If a line in the records below contains the word "image", return that line.

_DATASET RECORDS_.
Segment Open
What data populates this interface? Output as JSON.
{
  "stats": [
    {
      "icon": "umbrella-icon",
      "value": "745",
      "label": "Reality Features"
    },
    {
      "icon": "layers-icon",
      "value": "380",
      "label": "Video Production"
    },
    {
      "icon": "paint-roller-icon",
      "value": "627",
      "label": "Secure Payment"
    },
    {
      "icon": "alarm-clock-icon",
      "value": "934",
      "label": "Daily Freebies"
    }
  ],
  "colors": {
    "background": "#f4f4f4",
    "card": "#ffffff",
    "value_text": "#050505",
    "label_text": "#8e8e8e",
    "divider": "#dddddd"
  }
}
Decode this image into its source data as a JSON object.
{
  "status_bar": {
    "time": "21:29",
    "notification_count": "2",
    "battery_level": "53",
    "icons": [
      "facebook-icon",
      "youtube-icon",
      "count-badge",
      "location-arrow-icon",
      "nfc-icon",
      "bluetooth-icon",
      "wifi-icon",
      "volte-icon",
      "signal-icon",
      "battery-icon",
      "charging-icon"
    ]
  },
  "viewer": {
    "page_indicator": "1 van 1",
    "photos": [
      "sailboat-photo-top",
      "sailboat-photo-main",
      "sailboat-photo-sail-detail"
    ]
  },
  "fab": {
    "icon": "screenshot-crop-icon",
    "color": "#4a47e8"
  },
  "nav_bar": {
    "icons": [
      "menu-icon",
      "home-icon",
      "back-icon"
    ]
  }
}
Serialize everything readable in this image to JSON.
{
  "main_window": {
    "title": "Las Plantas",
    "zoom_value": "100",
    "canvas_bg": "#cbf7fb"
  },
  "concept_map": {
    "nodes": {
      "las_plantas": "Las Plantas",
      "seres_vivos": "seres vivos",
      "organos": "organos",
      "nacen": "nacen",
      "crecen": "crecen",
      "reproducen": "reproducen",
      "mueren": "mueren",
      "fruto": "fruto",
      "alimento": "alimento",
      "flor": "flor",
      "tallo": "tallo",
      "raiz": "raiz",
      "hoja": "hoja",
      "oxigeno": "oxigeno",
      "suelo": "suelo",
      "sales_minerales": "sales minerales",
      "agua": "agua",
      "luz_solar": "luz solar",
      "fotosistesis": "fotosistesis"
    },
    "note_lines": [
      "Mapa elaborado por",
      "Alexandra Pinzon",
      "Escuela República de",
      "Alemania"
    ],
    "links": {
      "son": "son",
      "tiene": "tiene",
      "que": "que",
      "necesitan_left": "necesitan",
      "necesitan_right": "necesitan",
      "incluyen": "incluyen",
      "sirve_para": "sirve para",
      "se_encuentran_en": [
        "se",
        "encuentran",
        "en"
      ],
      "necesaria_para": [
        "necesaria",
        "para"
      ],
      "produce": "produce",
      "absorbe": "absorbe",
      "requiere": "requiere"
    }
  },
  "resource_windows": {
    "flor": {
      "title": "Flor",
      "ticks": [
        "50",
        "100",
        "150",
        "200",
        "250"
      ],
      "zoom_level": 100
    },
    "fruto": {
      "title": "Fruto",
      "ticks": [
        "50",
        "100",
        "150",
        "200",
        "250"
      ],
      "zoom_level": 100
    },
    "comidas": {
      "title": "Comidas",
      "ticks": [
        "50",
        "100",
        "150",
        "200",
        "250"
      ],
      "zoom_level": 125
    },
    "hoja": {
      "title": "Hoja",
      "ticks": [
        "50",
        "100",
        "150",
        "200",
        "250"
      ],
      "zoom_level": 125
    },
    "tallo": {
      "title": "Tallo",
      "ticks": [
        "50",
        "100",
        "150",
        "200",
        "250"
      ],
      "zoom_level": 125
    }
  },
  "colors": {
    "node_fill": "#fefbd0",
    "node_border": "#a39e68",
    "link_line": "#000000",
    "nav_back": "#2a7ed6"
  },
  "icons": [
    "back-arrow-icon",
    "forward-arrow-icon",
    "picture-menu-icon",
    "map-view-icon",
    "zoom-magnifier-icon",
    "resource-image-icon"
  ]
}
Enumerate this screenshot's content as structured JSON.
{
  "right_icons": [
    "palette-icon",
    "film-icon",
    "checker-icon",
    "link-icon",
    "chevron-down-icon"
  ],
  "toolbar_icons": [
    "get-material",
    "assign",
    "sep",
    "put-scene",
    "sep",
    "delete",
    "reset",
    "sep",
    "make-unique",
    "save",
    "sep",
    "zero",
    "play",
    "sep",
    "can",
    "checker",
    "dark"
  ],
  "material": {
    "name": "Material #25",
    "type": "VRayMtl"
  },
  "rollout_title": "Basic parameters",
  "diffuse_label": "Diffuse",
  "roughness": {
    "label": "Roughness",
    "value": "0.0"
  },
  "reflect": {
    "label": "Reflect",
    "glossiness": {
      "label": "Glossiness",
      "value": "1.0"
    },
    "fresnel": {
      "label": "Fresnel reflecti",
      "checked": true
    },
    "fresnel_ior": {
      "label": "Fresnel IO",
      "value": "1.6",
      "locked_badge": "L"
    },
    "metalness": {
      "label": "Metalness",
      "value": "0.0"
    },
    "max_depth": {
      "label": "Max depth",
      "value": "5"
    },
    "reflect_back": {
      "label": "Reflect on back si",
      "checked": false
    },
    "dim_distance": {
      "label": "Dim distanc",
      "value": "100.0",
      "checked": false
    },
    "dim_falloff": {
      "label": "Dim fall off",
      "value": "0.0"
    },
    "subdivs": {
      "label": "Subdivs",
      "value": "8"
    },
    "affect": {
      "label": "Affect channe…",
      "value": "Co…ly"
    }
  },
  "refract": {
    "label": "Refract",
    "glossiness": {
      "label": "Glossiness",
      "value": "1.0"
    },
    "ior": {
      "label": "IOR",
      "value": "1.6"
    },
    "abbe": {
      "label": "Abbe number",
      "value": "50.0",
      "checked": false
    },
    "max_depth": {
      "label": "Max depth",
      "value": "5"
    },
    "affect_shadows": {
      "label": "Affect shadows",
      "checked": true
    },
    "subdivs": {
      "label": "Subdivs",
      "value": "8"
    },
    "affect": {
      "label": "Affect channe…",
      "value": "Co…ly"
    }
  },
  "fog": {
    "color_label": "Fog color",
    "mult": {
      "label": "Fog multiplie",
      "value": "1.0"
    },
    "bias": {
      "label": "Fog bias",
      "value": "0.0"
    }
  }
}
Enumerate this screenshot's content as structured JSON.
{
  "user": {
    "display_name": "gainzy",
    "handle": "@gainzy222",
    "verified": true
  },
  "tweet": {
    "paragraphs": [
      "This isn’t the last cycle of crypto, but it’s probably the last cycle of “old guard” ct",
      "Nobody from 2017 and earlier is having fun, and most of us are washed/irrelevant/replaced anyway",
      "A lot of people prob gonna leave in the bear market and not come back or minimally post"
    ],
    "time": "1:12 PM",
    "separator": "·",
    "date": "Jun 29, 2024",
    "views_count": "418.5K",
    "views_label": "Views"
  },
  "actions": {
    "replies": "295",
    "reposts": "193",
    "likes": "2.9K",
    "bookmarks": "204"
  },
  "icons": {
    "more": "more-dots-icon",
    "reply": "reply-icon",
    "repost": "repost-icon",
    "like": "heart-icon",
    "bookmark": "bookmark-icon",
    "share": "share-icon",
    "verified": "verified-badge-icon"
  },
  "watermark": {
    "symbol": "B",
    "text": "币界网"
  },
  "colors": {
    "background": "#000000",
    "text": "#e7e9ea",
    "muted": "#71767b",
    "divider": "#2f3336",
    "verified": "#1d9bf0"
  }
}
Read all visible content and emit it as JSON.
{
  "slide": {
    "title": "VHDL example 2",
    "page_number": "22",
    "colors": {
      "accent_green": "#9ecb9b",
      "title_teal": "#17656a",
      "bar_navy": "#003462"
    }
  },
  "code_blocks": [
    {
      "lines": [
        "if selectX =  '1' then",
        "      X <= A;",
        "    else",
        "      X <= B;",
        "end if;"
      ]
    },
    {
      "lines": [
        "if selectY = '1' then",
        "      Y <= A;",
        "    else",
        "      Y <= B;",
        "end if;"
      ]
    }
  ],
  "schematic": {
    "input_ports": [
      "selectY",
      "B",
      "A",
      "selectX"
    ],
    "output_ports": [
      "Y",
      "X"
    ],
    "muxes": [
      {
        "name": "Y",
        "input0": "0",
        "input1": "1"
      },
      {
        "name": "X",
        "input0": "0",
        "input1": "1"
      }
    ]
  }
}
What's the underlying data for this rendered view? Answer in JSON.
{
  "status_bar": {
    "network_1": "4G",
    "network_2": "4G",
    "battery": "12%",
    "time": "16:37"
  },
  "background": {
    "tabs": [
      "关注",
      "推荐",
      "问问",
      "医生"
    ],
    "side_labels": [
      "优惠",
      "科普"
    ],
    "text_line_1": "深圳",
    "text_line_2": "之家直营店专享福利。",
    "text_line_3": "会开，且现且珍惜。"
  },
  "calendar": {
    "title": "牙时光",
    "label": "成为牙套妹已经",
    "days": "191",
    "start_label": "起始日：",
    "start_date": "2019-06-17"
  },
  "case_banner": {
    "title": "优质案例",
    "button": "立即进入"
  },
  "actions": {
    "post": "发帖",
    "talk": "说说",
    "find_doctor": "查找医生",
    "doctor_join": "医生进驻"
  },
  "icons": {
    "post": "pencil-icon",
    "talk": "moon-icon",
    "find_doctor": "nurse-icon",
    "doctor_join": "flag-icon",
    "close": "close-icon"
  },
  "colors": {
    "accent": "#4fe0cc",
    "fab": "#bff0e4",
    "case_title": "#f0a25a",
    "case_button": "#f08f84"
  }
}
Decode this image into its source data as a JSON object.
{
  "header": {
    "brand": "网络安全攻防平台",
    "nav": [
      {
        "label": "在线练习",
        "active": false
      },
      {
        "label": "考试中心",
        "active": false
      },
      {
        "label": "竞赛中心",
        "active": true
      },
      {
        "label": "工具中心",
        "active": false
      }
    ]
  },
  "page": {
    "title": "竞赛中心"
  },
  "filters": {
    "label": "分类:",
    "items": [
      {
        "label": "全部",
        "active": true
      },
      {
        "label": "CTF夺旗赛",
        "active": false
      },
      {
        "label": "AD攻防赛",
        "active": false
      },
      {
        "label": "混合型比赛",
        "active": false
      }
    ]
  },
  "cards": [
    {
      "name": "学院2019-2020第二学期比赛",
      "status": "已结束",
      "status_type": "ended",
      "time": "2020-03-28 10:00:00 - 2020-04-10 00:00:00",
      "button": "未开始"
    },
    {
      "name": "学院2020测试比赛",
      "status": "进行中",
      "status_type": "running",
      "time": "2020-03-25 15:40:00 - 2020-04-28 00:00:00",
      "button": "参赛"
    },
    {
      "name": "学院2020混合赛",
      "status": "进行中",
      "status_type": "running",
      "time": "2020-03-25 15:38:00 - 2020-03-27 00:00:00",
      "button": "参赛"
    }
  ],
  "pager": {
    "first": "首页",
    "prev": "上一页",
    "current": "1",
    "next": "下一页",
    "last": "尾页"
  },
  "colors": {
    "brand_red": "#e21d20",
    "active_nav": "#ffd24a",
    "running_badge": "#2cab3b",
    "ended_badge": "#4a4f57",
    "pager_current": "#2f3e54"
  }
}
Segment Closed
_WRITTEN REPLY_.
Decode this image into its source data as a JSON object.
Serialize everything readable in this image to JSON.
    "resource-image-icon"
Decode this image into its source data as a JSON object.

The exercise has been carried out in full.